Author Desiree Cooper looks into activism and womenhood
In May, we honor the mothers in our lives and shower them with gratitude, flowers and cards. I’m all for a Hallmark moment, but frankly, I can’t think of a worse way to celebrate a holiday that began as a global fight for peace.
More than a century ago, the lives of two American women intersected to begin what we now call Mother’s Day. One was Ann Reeves Jarvis. Born in 1832, Jarvis was a West Virginian self-taught nurse who couldn’t bear seeing Appalachian babies dying from the poor sanitary conditions in coal-mining communities. She created “Mothers’ Day Work Clubs” to improve the health of the mountain women and children. But when she saw casualties mounting during the Civil War (more men were dying from disease than battle injuries), she converted clubs into nursing squads, determined to save them-Confederate and Union.
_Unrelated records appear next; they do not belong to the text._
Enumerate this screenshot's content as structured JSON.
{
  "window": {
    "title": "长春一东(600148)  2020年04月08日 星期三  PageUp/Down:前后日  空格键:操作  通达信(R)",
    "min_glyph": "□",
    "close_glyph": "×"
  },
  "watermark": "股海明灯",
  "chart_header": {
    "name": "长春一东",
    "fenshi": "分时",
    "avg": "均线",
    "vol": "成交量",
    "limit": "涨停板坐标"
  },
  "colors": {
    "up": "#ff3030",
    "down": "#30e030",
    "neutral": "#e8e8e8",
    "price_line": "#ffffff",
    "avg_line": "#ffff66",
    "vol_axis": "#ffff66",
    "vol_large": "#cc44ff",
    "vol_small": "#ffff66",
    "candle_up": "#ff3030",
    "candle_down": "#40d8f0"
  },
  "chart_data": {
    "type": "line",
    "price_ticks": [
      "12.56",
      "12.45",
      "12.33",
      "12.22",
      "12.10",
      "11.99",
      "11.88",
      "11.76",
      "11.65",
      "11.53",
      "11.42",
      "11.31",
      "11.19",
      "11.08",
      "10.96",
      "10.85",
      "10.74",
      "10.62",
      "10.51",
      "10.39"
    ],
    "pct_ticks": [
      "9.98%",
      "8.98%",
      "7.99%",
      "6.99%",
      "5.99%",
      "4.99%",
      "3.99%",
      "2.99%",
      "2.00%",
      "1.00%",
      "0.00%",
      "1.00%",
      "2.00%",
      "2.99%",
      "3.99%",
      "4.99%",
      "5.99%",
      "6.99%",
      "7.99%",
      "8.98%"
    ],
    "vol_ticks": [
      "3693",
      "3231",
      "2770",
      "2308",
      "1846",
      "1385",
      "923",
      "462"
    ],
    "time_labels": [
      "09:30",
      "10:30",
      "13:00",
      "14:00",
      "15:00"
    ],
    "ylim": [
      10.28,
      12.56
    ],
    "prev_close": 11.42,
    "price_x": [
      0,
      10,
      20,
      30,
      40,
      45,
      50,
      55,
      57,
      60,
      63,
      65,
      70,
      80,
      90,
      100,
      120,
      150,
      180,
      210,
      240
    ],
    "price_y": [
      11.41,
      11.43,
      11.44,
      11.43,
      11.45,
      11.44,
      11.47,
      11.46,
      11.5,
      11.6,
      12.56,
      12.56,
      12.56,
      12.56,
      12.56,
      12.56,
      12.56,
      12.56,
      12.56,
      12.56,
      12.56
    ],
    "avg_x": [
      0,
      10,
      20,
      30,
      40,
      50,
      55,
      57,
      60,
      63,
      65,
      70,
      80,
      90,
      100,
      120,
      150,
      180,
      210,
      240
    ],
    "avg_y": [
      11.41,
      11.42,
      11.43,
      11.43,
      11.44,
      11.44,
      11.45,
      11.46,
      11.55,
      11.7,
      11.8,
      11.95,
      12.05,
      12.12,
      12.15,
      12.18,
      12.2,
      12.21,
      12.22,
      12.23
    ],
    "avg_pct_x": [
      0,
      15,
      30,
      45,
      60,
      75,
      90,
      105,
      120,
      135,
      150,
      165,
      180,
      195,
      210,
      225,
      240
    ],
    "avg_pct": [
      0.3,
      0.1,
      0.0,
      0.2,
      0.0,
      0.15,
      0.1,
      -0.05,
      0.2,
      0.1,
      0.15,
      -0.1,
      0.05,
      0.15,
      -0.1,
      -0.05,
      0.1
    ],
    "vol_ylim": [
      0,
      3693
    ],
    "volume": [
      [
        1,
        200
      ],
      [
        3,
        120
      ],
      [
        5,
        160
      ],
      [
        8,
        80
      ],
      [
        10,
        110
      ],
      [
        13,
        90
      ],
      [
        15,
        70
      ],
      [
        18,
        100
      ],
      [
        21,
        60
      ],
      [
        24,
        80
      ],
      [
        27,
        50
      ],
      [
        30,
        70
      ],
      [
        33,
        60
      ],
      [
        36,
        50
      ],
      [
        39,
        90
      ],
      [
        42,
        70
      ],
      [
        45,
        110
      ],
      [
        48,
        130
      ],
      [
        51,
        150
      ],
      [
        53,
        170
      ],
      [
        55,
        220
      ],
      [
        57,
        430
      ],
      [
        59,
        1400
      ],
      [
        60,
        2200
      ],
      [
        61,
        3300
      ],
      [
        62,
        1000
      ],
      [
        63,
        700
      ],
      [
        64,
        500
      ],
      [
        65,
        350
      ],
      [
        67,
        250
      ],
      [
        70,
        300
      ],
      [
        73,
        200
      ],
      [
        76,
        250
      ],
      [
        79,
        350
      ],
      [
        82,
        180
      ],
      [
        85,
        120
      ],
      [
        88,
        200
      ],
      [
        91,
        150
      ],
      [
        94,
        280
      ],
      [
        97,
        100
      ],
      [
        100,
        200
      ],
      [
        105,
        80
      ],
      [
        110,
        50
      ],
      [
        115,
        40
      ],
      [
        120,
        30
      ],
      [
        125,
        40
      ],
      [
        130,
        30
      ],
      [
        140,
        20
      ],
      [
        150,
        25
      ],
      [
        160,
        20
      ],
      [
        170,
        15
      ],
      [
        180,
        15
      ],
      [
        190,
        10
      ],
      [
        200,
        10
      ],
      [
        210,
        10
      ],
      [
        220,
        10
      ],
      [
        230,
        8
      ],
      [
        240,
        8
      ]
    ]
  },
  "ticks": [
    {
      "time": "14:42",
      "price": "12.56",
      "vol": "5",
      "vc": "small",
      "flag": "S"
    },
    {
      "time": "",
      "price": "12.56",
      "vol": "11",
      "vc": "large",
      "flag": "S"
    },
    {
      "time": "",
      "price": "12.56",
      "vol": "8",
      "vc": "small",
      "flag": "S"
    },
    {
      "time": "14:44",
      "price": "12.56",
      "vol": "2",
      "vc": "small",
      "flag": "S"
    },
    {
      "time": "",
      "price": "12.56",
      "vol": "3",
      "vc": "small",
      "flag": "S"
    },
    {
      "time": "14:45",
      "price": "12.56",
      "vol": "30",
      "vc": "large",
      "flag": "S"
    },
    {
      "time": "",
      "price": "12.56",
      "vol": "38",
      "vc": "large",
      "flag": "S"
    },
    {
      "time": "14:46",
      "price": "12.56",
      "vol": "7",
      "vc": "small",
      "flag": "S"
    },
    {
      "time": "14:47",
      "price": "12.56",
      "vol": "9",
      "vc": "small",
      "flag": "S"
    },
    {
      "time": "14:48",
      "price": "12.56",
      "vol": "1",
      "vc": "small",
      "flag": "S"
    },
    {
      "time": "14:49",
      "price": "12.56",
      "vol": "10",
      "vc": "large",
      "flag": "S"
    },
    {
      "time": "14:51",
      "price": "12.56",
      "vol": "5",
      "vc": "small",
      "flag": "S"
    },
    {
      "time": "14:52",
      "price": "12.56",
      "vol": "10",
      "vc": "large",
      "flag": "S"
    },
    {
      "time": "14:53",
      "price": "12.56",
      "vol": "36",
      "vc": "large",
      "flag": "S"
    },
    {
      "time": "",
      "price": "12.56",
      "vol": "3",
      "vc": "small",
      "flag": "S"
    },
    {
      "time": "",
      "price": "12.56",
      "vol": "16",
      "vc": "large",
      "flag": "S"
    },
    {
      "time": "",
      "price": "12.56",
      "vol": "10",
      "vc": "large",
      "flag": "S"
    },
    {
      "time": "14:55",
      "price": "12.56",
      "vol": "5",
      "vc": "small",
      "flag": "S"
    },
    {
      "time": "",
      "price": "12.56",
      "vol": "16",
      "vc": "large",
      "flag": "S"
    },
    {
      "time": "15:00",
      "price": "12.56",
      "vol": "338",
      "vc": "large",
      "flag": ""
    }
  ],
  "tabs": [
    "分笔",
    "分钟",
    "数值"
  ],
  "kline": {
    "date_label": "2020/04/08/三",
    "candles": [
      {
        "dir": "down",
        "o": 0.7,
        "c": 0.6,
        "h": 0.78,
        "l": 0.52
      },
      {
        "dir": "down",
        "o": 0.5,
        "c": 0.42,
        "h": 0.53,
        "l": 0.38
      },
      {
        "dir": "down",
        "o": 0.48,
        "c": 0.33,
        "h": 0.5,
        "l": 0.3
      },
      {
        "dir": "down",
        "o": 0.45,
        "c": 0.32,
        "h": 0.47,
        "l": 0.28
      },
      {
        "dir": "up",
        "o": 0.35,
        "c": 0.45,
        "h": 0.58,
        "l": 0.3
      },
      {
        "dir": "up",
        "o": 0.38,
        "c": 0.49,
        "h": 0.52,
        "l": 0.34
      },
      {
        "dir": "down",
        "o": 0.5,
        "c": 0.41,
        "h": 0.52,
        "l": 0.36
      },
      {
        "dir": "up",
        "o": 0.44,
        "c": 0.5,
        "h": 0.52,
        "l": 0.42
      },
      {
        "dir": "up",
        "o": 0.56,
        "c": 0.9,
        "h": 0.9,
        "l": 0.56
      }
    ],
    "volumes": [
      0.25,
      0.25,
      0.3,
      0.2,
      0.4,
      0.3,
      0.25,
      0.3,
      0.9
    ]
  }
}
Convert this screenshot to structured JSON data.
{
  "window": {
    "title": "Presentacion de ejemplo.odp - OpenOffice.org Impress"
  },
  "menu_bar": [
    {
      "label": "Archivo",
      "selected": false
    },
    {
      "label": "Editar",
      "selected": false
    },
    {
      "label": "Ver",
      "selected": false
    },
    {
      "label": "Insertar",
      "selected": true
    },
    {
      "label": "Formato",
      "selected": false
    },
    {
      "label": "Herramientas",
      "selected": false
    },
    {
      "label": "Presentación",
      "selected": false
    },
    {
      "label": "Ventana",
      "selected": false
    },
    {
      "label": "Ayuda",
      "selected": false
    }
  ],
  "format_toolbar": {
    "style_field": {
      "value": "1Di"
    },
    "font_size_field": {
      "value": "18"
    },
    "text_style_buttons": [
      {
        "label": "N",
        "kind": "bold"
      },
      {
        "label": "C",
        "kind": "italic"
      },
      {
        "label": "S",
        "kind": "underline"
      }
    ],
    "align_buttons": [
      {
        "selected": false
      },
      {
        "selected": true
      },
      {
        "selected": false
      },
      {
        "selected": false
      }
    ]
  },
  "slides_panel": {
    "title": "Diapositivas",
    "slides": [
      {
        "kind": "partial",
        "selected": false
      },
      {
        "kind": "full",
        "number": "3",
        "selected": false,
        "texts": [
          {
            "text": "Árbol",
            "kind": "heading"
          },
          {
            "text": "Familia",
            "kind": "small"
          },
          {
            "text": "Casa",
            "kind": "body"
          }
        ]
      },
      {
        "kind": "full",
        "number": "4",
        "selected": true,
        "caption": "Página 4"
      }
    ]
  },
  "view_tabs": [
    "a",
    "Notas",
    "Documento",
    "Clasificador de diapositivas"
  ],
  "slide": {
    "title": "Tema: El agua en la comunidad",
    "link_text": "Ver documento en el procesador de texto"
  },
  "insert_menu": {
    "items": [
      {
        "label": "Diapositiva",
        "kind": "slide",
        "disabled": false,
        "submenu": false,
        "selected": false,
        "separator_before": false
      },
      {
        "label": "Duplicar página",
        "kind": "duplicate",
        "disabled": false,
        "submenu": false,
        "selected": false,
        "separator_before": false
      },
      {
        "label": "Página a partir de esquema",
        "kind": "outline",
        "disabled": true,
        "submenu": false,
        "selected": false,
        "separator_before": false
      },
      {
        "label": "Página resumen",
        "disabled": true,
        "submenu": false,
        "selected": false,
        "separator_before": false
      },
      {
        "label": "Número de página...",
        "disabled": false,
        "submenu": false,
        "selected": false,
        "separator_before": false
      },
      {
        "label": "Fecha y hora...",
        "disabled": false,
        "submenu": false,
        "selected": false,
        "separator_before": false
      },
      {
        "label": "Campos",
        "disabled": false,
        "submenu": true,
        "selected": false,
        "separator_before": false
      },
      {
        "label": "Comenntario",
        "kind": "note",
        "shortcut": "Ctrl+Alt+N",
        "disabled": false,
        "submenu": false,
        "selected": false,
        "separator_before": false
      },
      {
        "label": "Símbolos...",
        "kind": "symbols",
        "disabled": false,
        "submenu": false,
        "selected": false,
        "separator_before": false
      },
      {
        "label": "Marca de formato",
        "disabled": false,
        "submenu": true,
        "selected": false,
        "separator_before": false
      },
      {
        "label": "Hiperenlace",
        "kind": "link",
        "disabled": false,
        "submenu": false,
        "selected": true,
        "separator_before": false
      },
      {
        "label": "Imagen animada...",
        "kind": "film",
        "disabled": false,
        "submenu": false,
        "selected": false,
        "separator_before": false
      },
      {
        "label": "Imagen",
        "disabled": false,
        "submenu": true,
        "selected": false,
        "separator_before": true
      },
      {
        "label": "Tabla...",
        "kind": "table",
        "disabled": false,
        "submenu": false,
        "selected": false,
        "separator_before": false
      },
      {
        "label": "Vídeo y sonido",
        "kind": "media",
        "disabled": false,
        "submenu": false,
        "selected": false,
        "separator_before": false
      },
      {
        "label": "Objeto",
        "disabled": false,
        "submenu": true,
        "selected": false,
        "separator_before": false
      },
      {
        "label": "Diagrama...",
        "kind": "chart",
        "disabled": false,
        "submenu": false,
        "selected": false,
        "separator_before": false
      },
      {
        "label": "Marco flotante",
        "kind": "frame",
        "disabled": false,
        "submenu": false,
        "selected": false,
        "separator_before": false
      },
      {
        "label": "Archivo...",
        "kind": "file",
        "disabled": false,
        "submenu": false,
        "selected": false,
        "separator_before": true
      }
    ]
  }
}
Julia Ward Howe was born into privilege in 1819, the daughter of a wealthy New York banker. She grew up to become an abolitionist and poet who wrote “The Battle Hymn of the Republic,” the song that became the anthem for the Union cause. Howe firmly believed in the Civil War as a moral cause. But when the Franco-Prussian War broke out in 1870, she’d had enough of violence. She started rallying women for a national Mother’s Day for Peace.
In separate efforts, a nurse and a poet entreated women-especially mothers-to stand against war and violence at least one day a year. It would be decades before their calls for peace on behalf of mothers and children became a holiday. By the time President Woodrow Wilson officially designated Mother’s Day in 1914, it was a long way from its original vision.
But in the decades since, many women have taken up the gauntlet. Most recently, I think of the young, queer, Black women who started the Black Lives Matter movement (none of whom are mothers-but neither was Anna Jarvis, Ann’s daughter who took up the cause after her mother died). Before them, here in Detroit, there was Clementine Barfield, who started Save Our Sons and Daughters (SOSAD) after an unthinkable day in 1986 when an argument at school left her 15-year-old son critically wounded and her 16-year-old son dead. In that era, Detroit was riddled with interpersonal violence. When the terror hit home, Barfield broke her silence.
“My son’s life was of value and I wanted to validate his worth,” says Barfield, whose organization helped many communities nationwide deal with grief, learn peaceful dispute resolution, fight for handgun restrictions and form support groups for survivors. “But it was never just about my son. All of those children had a right to live.”
Like the Mother’s Day founders before her, Barfield fought for peace-a fight that nearly consumed her. Recently, I found her in Nashville where she’s been living for the past decade, working for the Red Cross and writing her memoirs. I asked her what she thought when she read about the women behind Black Lives Matter and relived the grief of Black mothers who continue to lose children to violence.
“I strongly support Black Lives Matter,” she says. “The spark is not dead. This is the 30th year since my son was killed-he would be 46 this year. If we are ever going to stop the violence, it will be women who will do it. We are the nurturers. We have to be bold enough to stand for what we know is right, no matter how tired we are.”
Barfield, like women before her and since, echoes that holy measure of Mother’s Day. It has nothing to do with a sentiment on a card. It has to do with activism-waging peace in a violent world. As Julia Ward Howe said nearly 150 years ago: “Why do not the mothers of mankind interfere in these matters to prevent the waste of that human life which they alone bear and know the cost?”
DESIREE COOPER IS AUTHOR OF KNOW THE MOTHER, A COLLECTION OF FLASH FICTION.